→ WHAT YOU ARE ASKED TO DO: Once you have read the records below, report how many lines contain the word "checked", and give nothing besides that number.

[Interface dataset entries]
---

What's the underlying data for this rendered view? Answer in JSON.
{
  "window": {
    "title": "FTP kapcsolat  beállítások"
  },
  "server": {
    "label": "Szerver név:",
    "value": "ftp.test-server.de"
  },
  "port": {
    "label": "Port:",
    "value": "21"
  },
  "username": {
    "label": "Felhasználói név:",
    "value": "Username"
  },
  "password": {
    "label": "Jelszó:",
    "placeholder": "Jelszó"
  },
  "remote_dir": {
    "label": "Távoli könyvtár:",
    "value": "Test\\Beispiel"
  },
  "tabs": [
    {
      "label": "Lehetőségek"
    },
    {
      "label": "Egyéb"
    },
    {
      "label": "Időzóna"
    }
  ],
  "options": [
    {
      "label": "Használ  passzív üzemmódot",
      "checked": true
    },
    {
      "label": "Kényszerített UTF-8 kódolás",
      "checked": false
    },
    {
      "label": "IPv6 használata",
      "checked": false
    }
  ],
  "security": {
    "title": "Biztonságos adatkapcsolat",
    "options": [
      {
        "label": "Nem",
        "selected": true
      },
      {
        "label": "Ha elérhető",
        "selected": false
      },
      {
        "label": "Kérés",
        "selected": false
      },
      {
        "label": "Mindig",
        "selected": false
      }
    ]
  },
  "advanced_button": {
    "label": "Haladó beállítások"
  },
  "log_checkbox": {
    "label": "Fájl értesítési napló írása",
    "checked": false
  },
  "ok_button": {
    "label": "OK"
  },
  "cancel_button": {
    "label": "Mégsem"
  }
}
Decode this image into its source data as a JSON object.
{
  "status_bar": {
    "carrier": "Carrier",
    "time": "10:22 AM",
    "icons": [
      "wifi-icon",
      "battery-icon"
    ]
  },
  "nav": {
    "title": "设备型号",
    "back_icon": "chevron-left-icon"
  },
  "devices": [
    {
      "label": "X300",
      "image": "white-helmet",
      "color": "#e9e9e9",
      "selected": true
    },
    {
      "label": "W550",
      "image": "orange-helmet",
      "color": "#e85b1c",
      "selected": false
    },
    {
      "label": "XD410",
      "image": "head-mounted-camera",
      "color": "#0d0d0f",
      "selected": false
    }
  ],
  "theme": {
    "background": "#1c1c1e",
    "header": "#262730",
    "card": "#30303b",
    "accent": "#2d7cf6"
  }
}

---

→ SOLUTION FOR THIS PROBLEM: 4